(RECORDS SUPPLIED)

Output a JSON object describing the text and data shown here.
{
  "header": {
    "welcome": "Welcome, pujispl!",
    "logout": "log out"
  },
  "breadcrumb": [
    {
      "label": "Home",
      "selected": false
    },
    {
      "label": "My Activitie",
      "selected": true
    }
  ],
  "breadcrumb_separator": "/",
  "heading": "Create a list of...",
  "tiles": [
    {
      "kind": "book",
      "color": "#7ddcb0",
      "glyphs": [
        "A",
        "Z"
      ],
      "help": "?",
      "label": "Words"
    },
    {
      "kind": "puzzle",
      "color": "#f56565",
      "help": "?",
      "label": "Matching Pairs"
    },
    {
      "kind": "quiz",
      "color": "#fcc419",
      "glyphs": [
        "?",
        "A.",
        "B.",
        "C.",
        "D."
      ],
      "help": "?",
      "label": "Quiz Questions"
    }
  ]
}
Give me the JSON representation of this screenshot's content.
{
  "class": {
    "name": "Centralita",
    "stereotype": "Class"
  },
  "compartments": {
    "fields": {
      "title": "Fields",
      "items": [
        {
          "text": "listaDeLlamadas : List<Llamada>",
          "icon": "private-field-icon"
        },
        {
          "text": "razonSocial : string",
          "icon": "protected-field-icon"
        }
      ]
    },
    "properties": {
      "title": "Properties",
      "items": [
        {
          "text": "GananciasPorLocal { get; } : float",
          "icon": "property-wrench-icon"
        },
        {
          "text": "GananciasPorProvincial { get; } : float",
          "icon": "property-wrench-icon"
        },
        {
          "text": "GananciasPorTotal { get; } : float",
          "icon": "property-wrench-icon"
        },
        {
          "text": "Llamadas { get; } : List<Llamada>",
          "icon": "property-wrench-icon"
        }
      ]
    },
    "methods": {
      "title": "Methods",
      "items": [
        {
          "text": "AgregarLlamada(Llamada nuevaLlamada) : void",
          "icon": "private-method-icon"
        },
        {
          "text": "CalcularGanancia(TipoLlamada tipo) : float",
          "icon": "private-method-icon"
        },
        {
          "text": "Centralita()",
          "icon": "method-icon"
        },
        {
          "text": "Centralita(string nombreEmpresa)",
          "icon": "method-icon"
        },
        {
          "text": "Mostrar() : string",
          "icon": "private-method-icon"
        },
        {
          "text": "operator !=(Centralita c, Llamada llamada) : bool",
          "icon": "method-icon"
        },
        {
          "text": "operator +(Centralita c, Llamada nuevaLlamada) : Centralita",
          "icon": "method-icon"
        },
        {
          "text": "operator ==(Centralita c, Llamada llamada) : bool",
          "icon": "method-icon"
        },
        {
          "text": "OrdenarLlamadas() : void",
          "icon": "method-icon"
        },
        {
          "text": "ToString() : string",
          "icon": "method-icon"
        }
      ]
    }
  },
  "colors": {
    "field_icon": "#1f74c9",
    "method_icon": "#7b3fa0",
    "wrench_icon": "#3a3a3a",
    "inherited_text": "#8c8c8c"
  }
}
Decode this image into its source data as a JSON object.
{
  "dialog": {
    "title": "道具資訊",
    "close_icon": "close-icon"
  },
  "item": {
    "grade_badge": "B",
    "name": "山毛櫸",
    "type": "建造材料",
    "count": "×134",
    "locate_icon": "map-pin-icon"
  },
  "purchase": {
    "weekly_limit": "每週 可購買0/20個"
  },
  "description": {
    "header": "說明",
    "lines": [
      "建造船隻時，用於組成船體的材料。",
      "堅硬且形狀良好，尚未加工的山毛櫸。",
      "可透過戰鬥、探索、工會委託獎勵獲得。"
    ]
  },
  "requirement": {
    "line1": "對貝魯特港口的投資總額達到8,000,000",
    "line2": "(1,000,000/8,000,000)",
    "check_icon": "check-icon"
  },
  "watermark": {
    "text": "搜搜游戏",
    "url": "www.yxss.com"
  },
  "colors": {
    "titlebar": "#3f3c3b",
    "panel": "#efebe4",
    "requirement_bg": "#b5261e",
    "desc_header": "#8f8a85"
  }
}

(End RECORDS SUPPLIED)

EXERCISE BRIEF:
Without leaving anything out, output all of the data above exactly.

TASK SOLUTION:
Output a JSON object describing the text and data shown here.
{
  "header": {
    "welcome": "Welcome, pujispl!",
    "logout": "log out"
  },
  "breadcrumb": [
    {
      "label": "Home",
      "selected": false
    },
    {
      "label": "My Activitie",
      "selected": true
    }
  ],
  "breadcrumb_separator": "/",
  "heading": "Create a list of...",
  "tiles": [
    {
      "kind": "book",
      "color": "#7ddcb0",
      "glyphs": [
        "A",
        "Z"
      ],
      "help": "?",
      "label": "Words"
    },
    {
      "kind": "puzzle",
      "color": "#f56565",
      "help": "?",
      "label": "Matching Pairs"
    },
    {
      "kind": "quiz",
      "color": "#fcc419",
      "glyphs": [
        "?",
        "A.",
        "B.",
        "C.",
        "D."
      ],
      "help": "?",
      "label": "Quiz Questions"
    }
  ]
}
Give me the JSON representation of this screenshot's content.
{
  "class": {
    "name": "Centralita",
    "stereotype": "Class"
  },
  "compartments": {
    "fields": {
      "title": "Fields",
      "items": [
        {
          "text": "listaDeLlamadas : List<Llamada>",
          "icon": "private-field-icon"
        },
        {
          "text": "razonSocial : string",
          "icon": "protected-field-icon"
        }
      ]
    },
    "properties": {
      "title": "Properties",
      "items": [
        {
          "text": "GananciasPorLocal { get; } : float",
          "icon": "property-wrench-icon"
        },
        {
          "text": "GananciasPorProvincial { get; } : float",
          "icon": "property-wrench-icon"
        },
        {
          "text": "GananciasPorTotal { get; } : float",
          "icon": "property-wrench-icon"
        },
        {
          "text": "Llamadas { get; } : List<Llamada>",
          "icon": "property-wrench-icon"
        }
      ]
    },
    "methods": {
      "title": "Methods",
      "items": [
        {
          "text": "AgregarLlamada(Llamada nuevaLlamada) : void",
          "icon": "private-method-icon"
        },
        {
          "text": "CalcularGanancia(TipoLlamada tipo) : float",
          "icon": "private-method-icon"
        },
        {
          "text": "Centralita()",
          "icon": "method-icon"
        },
        {
          "text": "Centralita(string nombreEmpresa)",
          "icon": "method-icon"
        },
        {
          "text": "Mostrar() : string",
          "icon": "private-method-icon"
        },
        {
          "text": "operator !=(Centralita c, Llamada llamada) : bool",
          "icon": "method-icon"
        },
        {
          "text": "operator +(Centralita c, Llamada nuevaLlamada) : Centralita",
          "icon": "method-icon"
        },
        {
          "text": "operator ==(Centralita c, Llamada llamada) : bool",
          "icon": "method-icon"
        },
        {
          "text": "OrdenarLlamadas() : void",
          "icon": "method-icon"
        },
        {
          "text": "ToString() : string",
          "icon": "method-icon"
        }
      ]
    }
  },
  "colors": {
    "field_icon": "#1f74c9",
    "method_icon": "#7b3fa0",
    "wrench_icon": "#3a3a3a",
    "inherited_text": "#8c8c8c"
  }
}
Decode this image into its source data as a JSON object.
{
  "dialog": {
    "title": "道具資訊",
    "close_icon": "close-icon"
  },
  "item": {
    "grade_badge": "B",
    "name": "山毛櫸",
    "type": "建造材料",
    "count": "×134",
    "locate_icon": "map-pin-icon"
  },
  "purchase": {
    "weekly_limit": "每週 可購買0/20個"
  },
  "description": {
    "header": "說明",
    "lines": [
      "建造船隻時，用於組成船體的材料。",
      "堅硬且形狀良好，尚未加工的山毛櫸。",
      "可透過戰鬥、探索、工會委託獎勵獲得。"
    ]
  },
  "requirement": {
    "line1": "對貝魯特港口的投資總額達到8,000,000",
    "line2": "(1,000,000/8,000,000)",
    "check_icon": "check-icon"
  },
  "watermark": {
    "text": "搜搜游戏",
    "url": "www.yxss.com"
  },
  "colors": {
    "titlebar": "#3f3c3b",
    "panel": "#efebe4",
    "requirement_bg": "#b5261e",
    "desc_header": "#8f8a85"
  }
}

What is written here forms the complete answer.